The sole issue before this Court is whether granting a default judgment in favor of Plaintiff is proper. Defendant contends that Plaintiff has ignored the two-step process necessary to garner default judgment. Specifically, Defendant asserts that Plaintiff failed to satisfy the first requirement of Rule 55 by attaining an entry of default judgment by the Clerk of Court. Thus, Defendant argues that Plaintiff's Motion for Default Judgment should be denied as premature and procedurally improper.

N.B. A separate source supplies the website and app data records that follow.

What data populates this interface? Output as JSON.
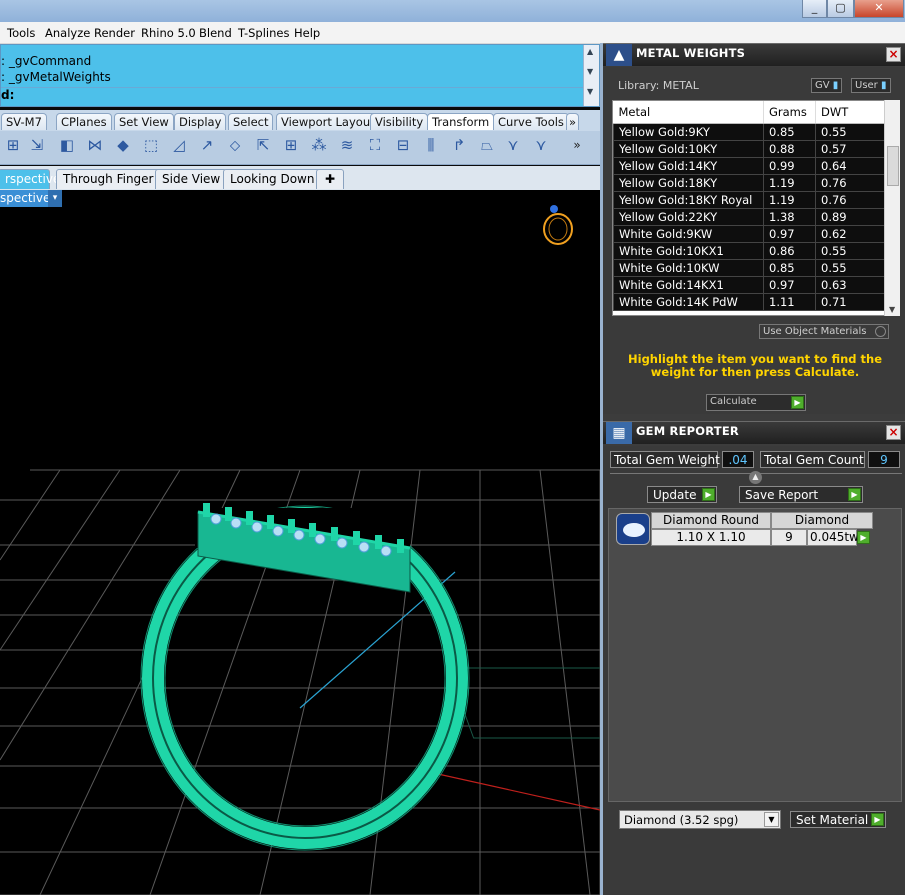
{
  "titlebar": {
    "min_label": "_",
    "max_label": "▢",
    "close_label": "✕"
  },
  "menu": {
    "items": [
      "Tools",
      "Analyze",
      "Render",
      "Rhino 5.0",
      "Blend",
      "T-Splines",
      "Help"
    ]
  },
  "command": {
    "line1": ": _gvCommand",
    "line2": ": _gvMetalWeights",
    "prompt": "d:"
  },
  "toolbar_tabs": [
    "SV-M7",
    "CPlanes",
    "Set View",
    "Display",
    "Select",
    "Viewport Layout",
    "Visibility",
    "Transform",
    "Curve Tools"
  ],
  "toolbar_active": "Transform",
  "toolbar_more": "»",
  "toolbar_overflow": "»",
  "viewport_tabs": [
    "rspective",
    "Through Finger",
    "Side View",
    "Looking Down"
  ],
  "viewport_add": "✚",
  "viewport": {
    "label": "spective",
    "dropdown": "▾"
  },
  "metal_panel": {
    "title": "METAL WEIGHTS",
    "library": "Library: METAL",
    "gv_label": "GV",
    "user_label": "User",
    "columns": [
      "Metal",
      "Grams",
      "DWT"
    ],
    "rows": [
      {
        "metal": "Yellow Gold:9KY",
        "grams": "0.85",
        "dwt": "0.55"
      },
      {
        "metal": "Yellow Gold:10KY",
        "grams": "0.88",
        "dwt": "0.57"
      },
      {
        "metal": "Yellow Gold:14KY",
        "grams": "0.99",
        "dwt": "0.64"
      },
      {
        "metal": "Yellow Gold:18KY",
        "grams": "1.19",
        "dwt": "0.76"
      },
      {
        "metal": "Yellow Gold:18KY Royal",
        "grams": "1.19",
        "dwt": "0.76"
      },
      {
        "metal": "Yellow Gold:22KY",
        "grams": "1.38",
        "dwt": "0.89"
      },
      {
        "metal": "White Gold:9KW",
        "grams": "0.97",
        "dwt": "0.62"
      },
      {
        "metal": "White Gold:10KX1",
        "grams": "0.86",
        "dwt": "0.55"
      },
      {
        "metal": "White Gold:10KW",
        "grams": "0.85",
        "dwt": "0.55"
      },
      {
        "metal": "White Gold:14KX1",
        "grams": "0.97",
        "dwt": "0.63"
      },
      {
        "metal": "White Gold:14K PdW",
        "grams": "1.11",
        "dwt": "0.71"
      }
    ],
    "use_object_materials": "Use Object Materials",
    "instruction": "Highlight the item you want to find the weight for then press Calculate.",
    "calculate_label": "Calculate"
  },
  "gem_panel": {
    "title": "GEM REPORTER",
    "total_weight_label": "Total Gem Weight",
    "total_weight_value": ".04",
    "total_count_label": "Total Gem Count",
    "total_count_value": "9",
    "update_label": "Update",
    "save_report_label": "Save Report",
    "gem_headers": [
      "Diamond Round",
      "Diamond"
    ],
    "gem_row": {
      "size": "1.10 X 1.10",
      "count": "9",
      "weight": "0.045tw"
    },
    "material_select": "Diamond     (3.52 spg)",
    "set_material_label": "Set Material"
  },
  "colors": {
    "ring": "#1fd6a8",
    "grid": "#6f6f6f",
    "accent": "#4dc0ea",
    "green_button": "#4fae2c"
  }
}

A review of the docket supports Defendant's contentions that an entry of default has not been entered by the Clerk of Court. In spite of the absence of the entry, Plaintiff filed a Motion for Default Judgment with this Court. The relevant case law is clear that in the absence of an entry of default by the Clerk of Court, courts are precluded from granting a motion for default judgment. Husain, 265 Fed. App'x at 133; Limehouse, 144 F. App'x at 923; Bensalem Park, 2011 WL 2633154, at *4; Int'l Union of Painters and Allied Trades Dist. Council 711 Health & Welfare, Vacation and Finishing Trades Inst. Funds, et al., v. Village Glass Inc., No. 11-1023, 2012 WL 209076, at *1 (D.N.J. Jan. 24, 2012); Composition Roofers Local No. 10 Pension Fund v. VMG Group, No. 12-343, 2012 WL 1207219, at *1 (D.N.J. Apr. 10, 2012). Thus, Plaintiff's failure to follow the proper procedure is fatal to his Motion for Default Judgment. Accordingly, Plaintiff's Motion for Default Judgment is denied.